Sheridan directed and Richardson shot all the season one episodes of Yellowstone. The DP talked of their working collaboration on the series, noting that Sheridan’s vision hearkened back “to the great Westerns, while showing that there was a continuity to that way of life even today. That juxtaposition of the new and the ancient was our focus. We actually found a camera language very swiftly--drawing on our experience together on Wind River--and the goal each day was to discover the truest way to represent each scene. Working with minimal time to scout, we would approach each morning with open eyes. I would watch quietly as Taylor worked with our incredible cast, animal wranglers and stunts, stalking from the edges of the location, looking for the details he was discovering with them.
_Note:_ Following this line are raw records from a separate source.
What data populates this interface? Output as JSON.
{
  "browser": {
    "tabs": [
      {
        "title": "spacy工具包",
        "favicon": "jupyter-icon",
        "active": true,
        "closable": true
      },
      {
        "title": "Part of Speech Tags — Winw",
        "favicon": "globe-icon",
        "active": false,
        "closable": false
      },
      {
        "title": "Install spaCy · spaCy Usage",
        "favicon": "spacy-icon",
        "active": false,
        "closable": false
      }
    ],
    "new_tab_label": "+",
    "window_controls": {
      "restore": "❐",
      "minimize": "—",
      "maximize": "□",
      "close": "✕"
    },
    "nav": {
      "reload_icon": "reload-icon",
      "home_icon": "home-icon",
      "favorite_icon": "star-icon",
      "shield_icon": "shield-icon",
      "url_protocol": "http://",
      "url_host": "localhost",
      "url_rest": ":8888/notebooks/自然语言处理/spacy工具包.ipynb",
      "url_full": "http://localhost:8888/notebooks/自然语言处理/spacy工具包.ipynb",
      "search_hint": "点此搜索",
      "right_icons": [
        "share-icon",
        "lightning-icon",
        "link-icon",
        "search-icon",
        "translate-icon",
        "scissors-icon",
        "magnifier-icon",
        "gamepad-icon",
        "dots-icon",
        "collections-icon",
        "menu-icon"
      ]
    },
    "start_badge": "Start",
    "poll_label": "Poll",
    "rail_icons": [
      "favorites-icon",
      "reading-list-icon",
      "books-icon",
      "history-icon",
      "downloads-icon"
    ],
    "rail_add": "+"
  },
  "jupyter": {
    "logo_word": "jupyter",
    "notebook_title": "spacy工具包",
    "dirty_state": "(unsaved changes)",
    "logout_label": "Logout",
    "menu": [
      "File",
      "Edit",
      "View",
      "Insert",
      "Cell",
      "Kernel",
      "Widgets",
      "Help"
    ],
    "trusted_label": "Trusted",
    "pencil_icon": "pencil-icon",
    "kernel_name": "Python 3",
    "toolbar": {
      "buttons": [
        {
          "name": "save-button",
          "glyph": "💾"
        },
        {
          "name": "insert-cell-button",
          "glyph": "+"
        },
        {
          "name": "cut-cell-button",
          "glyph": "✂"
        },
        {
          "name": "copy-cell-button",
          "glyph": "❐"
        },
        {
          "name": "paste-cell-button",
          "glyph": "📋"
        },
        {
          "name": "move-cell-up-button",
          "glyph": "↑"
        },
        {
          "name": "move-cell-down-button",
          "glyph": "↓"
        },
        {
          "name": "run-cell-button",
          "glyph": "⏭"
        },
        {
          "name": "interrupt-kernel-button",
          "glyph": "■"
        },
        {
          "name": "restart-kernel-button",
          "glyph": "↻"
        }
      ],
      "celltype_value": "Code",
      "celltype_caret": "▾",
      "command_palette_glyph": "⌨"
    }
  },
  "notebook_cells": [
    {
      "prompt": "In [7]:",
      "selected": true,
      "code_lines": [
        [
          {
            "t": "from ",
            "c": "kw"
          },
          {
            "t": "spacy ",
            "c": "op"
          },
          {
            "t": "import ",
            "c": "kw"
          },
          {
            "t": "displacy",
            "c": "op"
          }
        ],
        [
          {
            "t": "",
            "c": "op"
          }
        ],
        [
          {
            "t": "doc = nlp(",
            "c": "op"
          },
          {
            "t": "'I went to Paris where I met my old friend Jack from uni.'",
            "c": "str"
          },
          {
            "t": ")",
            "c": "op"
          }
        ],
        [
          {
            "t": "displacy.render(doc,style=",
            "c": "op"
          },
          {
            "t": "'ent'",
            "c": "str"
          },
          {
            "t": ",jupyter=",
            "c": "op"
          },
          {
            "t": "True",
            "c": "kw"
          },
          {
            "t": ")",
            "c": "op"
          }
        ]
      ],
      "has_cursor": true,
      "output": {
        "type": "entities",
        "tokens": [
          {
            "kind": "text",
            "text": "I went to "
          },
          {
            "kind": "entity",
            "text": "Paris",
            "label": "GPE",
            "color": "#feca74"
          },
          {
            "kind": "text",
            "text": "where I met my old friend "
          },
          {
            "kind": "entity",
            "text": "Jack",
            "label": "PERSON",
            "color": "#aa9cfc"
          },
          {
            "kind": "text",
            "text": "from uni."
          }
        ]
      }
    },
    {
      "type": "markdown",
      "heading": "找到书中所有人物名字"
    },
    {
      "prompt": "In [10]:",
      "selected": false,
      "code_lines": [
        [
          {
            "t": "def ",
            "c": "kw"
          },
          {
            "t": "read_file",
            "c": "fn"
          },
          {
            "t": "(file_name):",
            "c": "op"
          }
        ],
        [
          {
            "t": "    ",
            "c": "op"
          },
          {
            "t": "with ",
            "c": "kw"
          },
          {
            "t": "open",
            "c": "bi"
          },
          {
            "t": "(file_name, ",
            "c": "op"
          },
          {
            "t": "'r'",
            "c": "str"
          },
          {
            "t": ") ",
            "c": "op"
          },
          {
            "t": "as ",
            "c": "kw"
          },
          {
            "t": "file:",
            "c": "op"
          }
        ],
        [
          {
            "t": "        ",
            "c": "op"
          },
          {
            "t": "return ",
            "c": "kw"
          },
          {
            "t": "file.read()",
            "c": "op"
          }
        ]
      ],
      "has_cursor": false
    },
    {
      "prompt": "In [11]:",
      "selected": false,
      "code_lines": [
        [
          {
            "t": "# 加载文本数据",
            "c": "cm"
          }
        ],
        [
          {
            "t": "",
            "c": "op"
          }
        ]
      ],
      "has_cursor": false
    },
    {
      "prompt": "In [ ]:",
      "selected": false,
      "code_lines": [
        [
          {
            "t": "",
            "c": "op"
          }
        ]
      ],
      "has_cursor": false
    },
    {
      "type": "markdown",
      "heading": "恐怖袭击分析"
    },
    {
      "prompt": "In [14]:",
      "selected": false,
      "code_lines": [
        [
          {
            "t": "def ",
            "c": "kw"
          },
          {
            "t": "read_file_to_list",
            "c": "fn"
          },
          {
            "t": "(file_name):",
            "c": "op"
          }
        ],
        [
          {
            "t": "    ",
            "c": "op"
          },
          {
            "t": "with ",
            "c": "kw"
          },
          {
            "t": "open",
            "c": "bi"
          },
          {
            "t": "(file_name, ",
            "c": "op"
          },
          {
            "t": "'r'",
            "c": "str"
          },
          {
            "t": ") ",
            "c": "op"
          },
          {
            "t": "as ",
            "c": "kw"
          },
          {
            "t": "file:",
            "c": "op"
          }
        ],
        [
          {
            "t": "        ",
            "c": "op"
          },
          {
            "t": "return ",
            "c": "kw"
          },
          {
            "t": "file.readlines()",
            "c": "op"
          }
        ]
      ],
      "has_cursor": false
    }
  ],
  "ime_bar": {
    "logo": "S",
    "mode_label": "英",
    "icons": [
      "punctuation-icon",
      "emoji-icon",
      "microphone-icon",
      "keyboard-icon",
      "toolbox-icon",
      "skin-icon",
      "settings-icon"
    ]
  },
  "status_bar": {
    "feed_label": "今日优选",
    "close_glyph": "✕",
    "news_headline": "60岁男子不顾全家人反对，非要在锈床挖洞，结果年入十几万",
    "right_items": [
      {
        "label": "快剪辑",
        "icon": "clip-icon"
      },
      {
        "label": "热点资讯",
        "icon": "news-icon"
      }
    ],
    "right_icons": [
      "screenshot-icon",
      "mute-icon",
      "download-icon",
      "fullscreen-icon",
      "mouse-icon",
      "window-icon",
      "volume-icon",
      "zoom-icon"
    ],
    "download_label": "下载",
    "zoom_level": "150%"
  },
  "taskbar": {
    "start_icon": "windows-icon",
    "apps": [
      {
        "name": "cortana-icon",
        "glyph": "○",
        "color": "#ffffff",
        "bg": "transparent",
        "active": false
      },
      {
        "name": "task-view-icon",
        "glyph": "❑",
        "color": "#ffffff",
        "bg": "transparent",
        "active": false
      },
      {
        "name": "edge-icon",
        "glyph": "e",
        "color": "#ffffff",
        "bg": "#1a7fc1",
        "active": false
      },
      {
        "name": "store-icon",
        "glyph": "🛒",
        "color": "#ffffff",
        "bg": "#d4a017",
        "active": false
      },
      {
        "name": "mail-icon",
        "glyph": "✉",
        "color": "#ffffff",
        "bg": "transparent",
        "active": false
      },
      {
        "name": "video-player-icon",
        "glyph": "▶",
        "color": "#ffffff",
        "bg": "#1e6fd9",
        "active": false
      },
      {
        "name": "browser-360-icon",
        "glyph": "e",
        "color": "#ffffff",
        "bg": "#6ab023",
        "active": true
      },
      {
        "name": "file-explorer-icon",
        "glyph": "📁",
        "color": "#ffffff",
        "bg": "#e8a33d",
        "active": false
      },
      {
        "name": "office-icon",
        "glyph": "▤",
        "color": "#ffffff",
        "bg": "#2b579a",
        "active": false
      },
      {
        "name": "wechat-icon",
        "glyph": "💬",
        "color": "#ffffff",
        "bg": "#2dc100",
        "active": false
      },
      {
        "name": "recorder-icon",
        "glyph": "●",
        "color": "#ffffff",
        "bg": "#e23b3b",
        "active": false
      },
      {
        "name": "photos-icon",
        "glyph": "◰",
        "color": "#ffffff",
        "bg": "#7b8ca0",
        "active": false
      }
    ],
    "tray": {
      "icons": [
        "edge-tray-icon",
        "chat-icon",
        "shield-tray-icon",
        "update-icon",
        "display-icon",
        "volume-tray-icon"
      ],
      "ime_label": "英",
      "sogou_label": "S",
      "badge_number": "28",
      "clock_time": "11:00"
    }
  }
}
And by the time the scenes were blocked, we had typically arrived at the same intent for the camera that day. We would discuss the details that mattered to him, I would add in defensive camera blocking to accommodate the unpredictability of the ever-present animals, and we’d go to work!”
Cameras, lenses, lessons learned
Relative to choice of cameras and lenses, Richardson explained, “We shot three-cameras most days, on the ARRI Alexa Mini and the ARRI Amira in ProRes 4444 3.2K, Log-C. We carried several sets of ARRI Ultra Prime lenses, and a selection of Angenieux zooms, including the 45-120 and the 24-290. I am a big fan of the Ultra Prime lenses for their simplicity and gentle rendering. I shot Wind River on the older ARRI/Zeiss Standard Speed primes and have always admired their elegant sharpness and gentle yet detailed falloff. The Ultra Primes carry that same DNA in a more modern housing, suitable for the scale of a production like this one. I find them unfussy and gently flattering, with just enough personality to enhance the natural lighting scheme we were striving for. I viewed on-set--and subsequently completed the DI--through a custom LUT I have been refining over several years.”
Regarding his biggest takeaway or lessons learned from his experience on Yellowstone, Richardson said, “The pace required for TV is different than feature work, and I enjoyed that challenge very much. The main difference was the speed with which we had to be up and running on our complex scenes in order to complete the days. I learned to make very quick decisions and really use all my senses to constantly evaluate what was being laid out in front of me. The entire crew did a phenomenal job of getting the required elements in place each day, and my wonderful team of three camera operators, ACs, grips and electrics kept pace with the ever-changing reality. At times I felt like a conductor working with the most talented musicians; everyone’s goal was the same, and all I had to do was provide a tempo and nuance as the show found its voice.”
This is the ninth installment in a 16-part series that explores the field of Emmy contenders, and then nominees spanning such disciplines as directing, cinematography, producing, editing, music, production design and visual effects. The series will then be followed up by coverage of the Creative Arts Emmy winners on September 14 and 15, and the Primetime Emmy Awards ceremony on September 22.